“Teach us how to pray.”
Again and again people were amazed by Jesus’ life – His words carried wisdom and authority. He healed the sick, cast out demons raised the dead and rebuked the turbulent sea. He loved. He forgave His enemies and turned the other cheek. “We have never seen anything like this,” they said.
His disciples realised that the secret to His power and authority lay in His prayer life. So they said to Him, “Teach us how to pray.”
If only each of us had the opportunity to observe Jesus pray! To hear the very words He used, the loud cries and petitions. We know He interceded for the disciples and agonised over Jerusalem. His prayer at the last supper is recorded at length. We find Jesus praying at the tomb of Lazarus, before the feeding of the 5000 and often before daybreak.
In view of the huge amount of time Jesus spent in prayer, it does seem surprising that to the disciples who sought His secret, He gave in rather brief words what has come to be called the Lord’s Prayer. An earnest seeker is bound to be disappointed. Imagine the disciples’ surprise: “Is this all? This prayer seems more fitting for children than for a prayer warrior.”
Not surprisingly it’s often ignored in the pulpit and elsewhere.
Yet, Jesus decided that this was all he needed to teach his disciples on prayer besides the admonition 1. Not to make a show of it, and 2. That mere repetition of words has no power in itself.
Why did Jesus not teach them more on prayer? Some of the possible reasons are:
- Praying is as natural and instinctive to a Christian as running is to a child. Every child must take small steps and fall many times before he learns to run.
- A prayer life grows by praying and not by studying techniques. Doing is learning.
- People may inspire us to pray, but only the Holy Spirit can guide us.
- So we need to seek Him and all prayer is ultimately a seeking after God.
Prayer is at the heart of Christian living. Our attitude and response to outward situations develop in the prayer closet. The key to a successful Christian life and witness, therefore, is a balanced prayer life built on the framework of the Lord’s Prayer.
Jesus’ intention was not to give us the exact words to use; the Lord’s Prayer rather teaches us how to balance our priorities in prayer. Our behaviour and lifestyles will change as our priorities become aligned with the Lord’s.
Imagine your prayer life as a building supported by 4 pillars – each pillar necessary to the strength and stability of the whole. These 4 pillars would be
1. The pillar of praise – We rejoice in God, praising Him for His attributes and character:
“Our Father in Heaven, Hallowed be Your name.
2. The pillar of work – Here we come before God as His co-worker in the building of Christ’s kingdom; we seek His instructions and pray for our fellow workers:

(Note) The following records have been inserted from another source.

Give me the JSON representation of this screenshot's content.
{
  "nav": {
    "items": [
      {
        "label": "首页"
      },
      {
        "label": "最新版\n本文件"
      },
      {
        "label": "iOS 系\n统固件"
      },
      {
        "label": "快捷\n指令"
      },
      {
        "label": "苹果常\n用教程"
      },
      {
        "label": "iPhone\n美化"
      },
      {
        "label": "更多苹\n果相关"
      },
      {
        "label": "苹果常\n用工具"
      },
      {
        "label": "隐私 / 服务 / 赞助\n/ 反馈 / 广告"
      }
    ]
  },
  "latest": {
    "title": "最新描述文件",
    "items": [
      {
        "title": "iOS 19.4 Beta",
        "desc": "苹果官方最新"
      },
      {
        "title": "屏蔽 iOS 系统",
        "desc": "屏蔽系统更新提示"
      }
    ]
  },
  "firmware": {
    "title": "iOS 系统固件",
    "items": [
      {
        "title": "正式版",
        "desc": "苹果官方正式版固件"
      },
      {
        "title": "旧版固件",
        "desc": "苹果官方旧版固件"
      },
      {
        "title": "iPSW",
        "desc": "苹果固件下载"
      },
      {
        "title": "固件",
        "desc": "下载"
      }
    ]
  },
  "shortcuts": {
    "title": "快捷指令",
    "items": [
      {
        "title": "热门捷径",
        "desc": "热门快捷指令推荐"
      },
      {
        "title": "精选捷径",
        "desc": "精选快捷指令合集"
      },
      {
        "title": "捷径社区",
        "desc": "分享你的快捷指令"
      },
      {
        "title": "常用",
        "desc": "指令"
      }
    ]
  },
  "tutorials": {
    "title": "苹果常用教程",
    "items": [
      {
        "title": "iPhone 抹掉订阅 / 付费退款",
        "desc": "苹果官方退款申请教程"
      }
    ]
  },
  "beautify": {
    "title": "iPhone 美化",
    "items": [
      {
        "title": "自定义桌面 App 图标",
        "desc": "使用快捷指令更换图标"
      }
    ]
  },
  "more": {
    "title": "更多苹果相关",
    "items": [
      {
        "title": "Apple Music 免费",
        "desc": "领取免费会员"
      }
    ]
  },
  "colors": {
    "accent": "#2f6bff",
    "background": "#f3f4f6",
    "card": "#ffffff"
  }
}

“May your Kingdom come, Your will be done.
3. The pillar of need – We present our needs and our relationships:
“Give us this day our daily bread, and forgive us our sins as we also forgive those who sin against us.
4. The pillar of war –We pray for strength and protection against our enemy, the devil:
“Lead us not into hard testing, but deliver us from the evil one.”
To be effective citizens of the eternal Kingdom we need to be correctly positioned in our outlook toward 1) God, 2) His Kingdom or Government, 3) Ourselves and our neighbour, and 4) The enemy Satan.
The habit of following this pattern in our daily prayers will help us mature as Christians who share Christ’s vision for the Kingdom. In this present age, most people neglect to ask God for protection against the evil one and to be kept from temptation. As a result, sin abounds even within the church. Our ancestors, however, were careful to obey the Lord’s command and prayed very specifically for deliverance from the evil one. So an over-emphasis on one pillar, for example petition to the neglect of another such as prayer for protection, will result in an unsteady structure.
Jesus said that anyone who listens to His words and does them will be as one building his house on a rock. When our prayers are fervent and balanced, our lives will be stable and unshakeable. This is why we need to reflect carefully on the Lord’s Prayer and learn to pray.
“Father, please help us pray.”